Before the rainy season started in earnest, professional photographer Grace Ekpu endured night after night of intense, stifling heat in the Nigerian city of Lagos.
Air-conditioning is an unaffordable luxury for most here, so people generally rely on fans. But rolling overnight power outages mean a challenging work-life balance for many sleep-deprived citizens. They’re rarely well-rested enough to tackle a day in Nigeria’s busiest megalopolis.
Lagos is home to 22 million people and rising rapidly, with the Nigerian population as a whole predicted to double by 2050. Temperatures are increasing too: the whole country has been experiencing an intense heatwave. In the first four months of 2019 the mercury rose up to five degrees higher than average – around 35 degrees Celsius – in the humid commercial capital. It has come down a bit since the rain began in May. But according to climate change scientists, this heatwave may be a sign of what lies ahead for the West African nation.
Early mornings are cooler most of the time, but the journey to the office at first light can be sweltering if you’re stuck in nose-to-tail traffic on the Third Mainland Bridge. It links the mainland district of Lagos with Lagos Island and, at 11.8km, was the longest bridge in Africa until 1996.
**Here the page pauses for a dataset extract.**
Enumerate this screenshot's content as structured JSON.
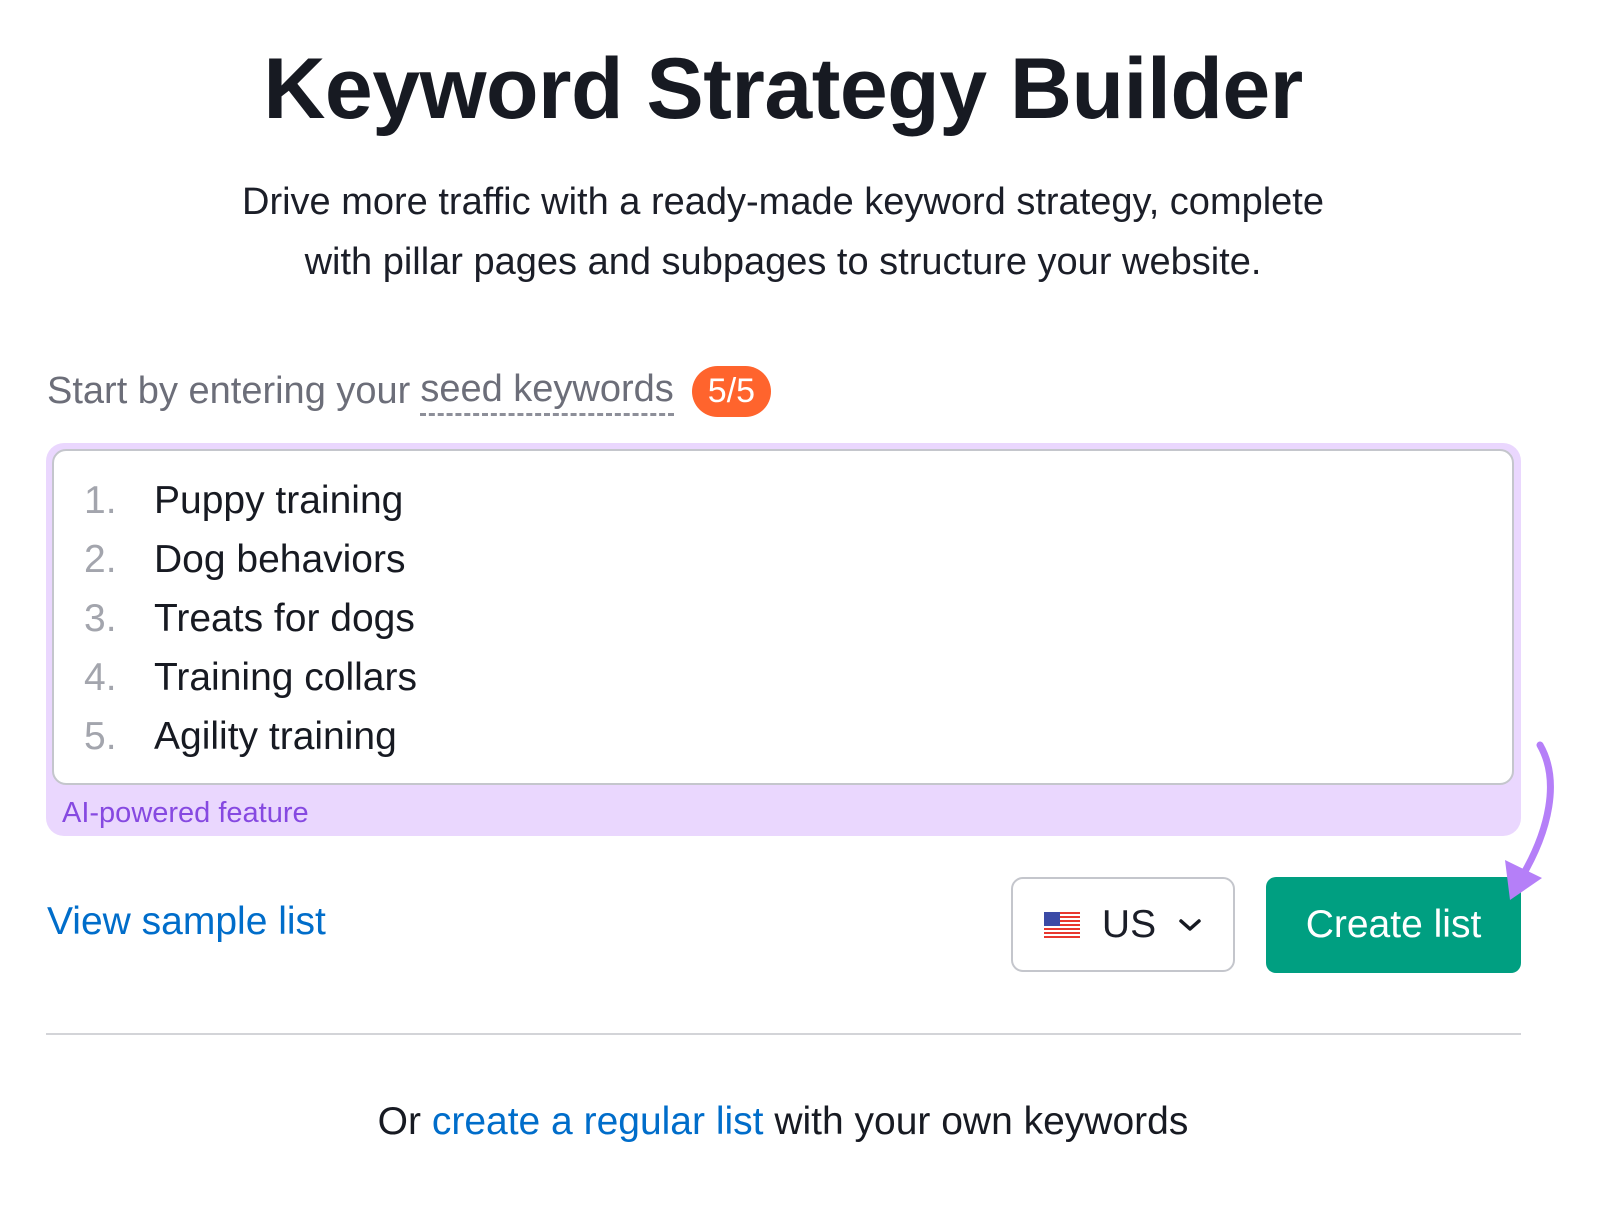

It’s a long, sweaty commute on a route that sees heavy traffic. While public corporations are based on the mainland, more multinationals, start-ups and young professionals are based on the island. It’s where resourceful millennials and Generation Z are furthering their careers in fields like finance, media, technology and law.
Most of these young workers have had to come up with their own hacks for surviving the heat. “I really wish I could permanently wear a hat with an umbrella. I see some people who wear that and I think it is genius; at least it shields them from the harsh sun,” says 28-year-old Ekpu.
“Getting to work, I have to battle a bit of traffic driving on [the bridge] to the island. It gets really hot and I have to use the AC in the car to the max, even in the heavy traffic.” Ekpu knows this means she uses more petrol – one of her biggest expenses – but the benefits outweigh the cost. “I just take lots of water with me to ease the stress from the heat,” she says, adding she’s also cut down on applying skin moisturisers to try and cope with the sweating.
Not everyone makes this torturous commute. Some people are wealthy enough to live on Lagos Island, with its beaches and maritime resorts. Residents are a mix of the super-rich and affluent workers in tech and digital media industries. High rents around other prime locations with better coastal access like Victoria Island or Lekki make the mainland the default choice for most professionals, but there’s really no place to cool off.